This past week, the Los Angeles Clippers suffered yet another epic collapse to end their season when they lost two contests in the National Basketball Association’s play-in tournament.
They fell to the ascendent Minnesota Timberwolves in the first game of the tournament, then lost to the New Orleans Pelicans just three days later to be eliminated from playoff contention.
It is simply a continuation of a long string of bad luck for the franchise.
The Clippers Always Seem To Find A Way To Fail
After moving to Los Angeles for the 1984-85 season, the Clippers were perhaps the NBA’s most pitiful franchise for nearly the next 30 years.
Between 1985 and 2011, they made the playoffs a whopping four times and won less than 25 percent of their games in seven seasons during that span.
When they acquired future Hall of Fame point guard Chris Paul and combined him with young stars Blake Griffin and DeAndre Jordan, it finally looked like the Clippers had not just a good team, but possibly a championship-caliber one.
However, they never managed to even reach the conference finals with all three on the roster, and it often seemed to be because of a stroke of bad fortune.
The most glaring example game in 2015, when they faced the Houston Rockets in the Western Conference semifinals.
After taking a 3-1 series lead, L.A. held a 19-point lead late in the third quarter of Game 6 at home.
But the Rockets went on a stunning rally to take the contest 119-107, even with their superstar, James Harden, on the bench for virtually the entire comeback.
Clippers Game 6 collapse vs the Rockets in 2015pic.twitter.com/aI3vL5CnSX
— 𝙏𝙖𝙡𝙠𝙞𝙣’ 𝙉𝘽𝘼 (@_Talkin_NBA) April 15, 2022

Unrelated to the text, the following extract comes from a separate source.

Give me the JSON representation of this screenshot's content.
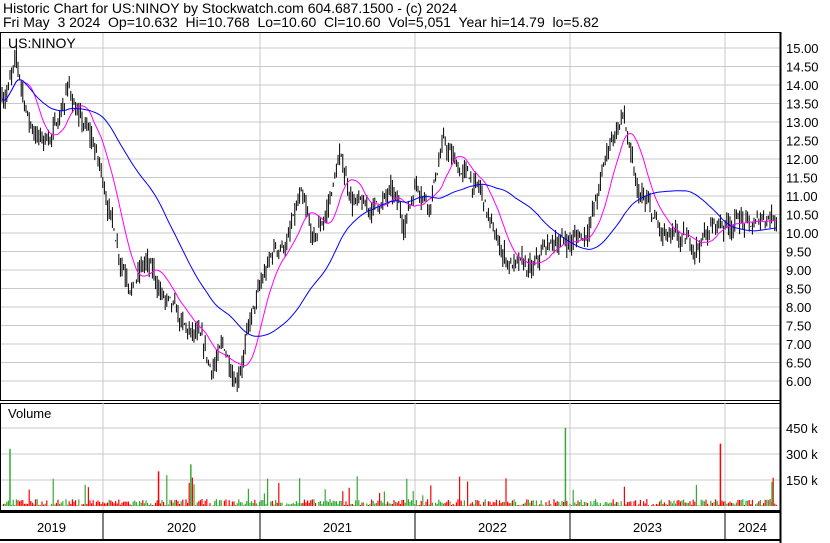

L.A. then had key injuries in each of the next two postseasons, leading to two more early exits.
After a quick rebuild, it looked like the Clippers were the favorites to win the NBA championship in 2020.
But yet again, they blew a 3-1 series lead, this time to the Denver Nuggets, while giving up sizable leads in each of the final three games of the series.
It seems like this franchise just cannot catch a happy break.
L.A. Lost Two Games They Should’ve Won
Last week, the Clippers had a 93-83 lead early in the fourth quarter versus Minnesota, but the T’Wolves dominated the rest of the contest, and were led in spirit by Patrick Beverley, the former Clipper who seemed to have a personal vendetta against his old squad.
Then, even with George out due to COVID-19, L.A. took a 13-point lead over the Pelicans, but yet again, the roof caved in on it, and they came back to win, 105-101.
Pelicans hold off the Clippers despite blowing 16-point lead 🔥 pic.twitter.com/FpOYwuiKzh
— Bleacher Report (@BleacherReport) April 16, 2022
The Clippers have plenty to be hopeful about for next season, as Leonard is expected to likely be ready for training camp, although with his injury history, managing his health throughout the season will always be a concern.
But the Clippers’ history begs the question: What may go wrong for them next spring?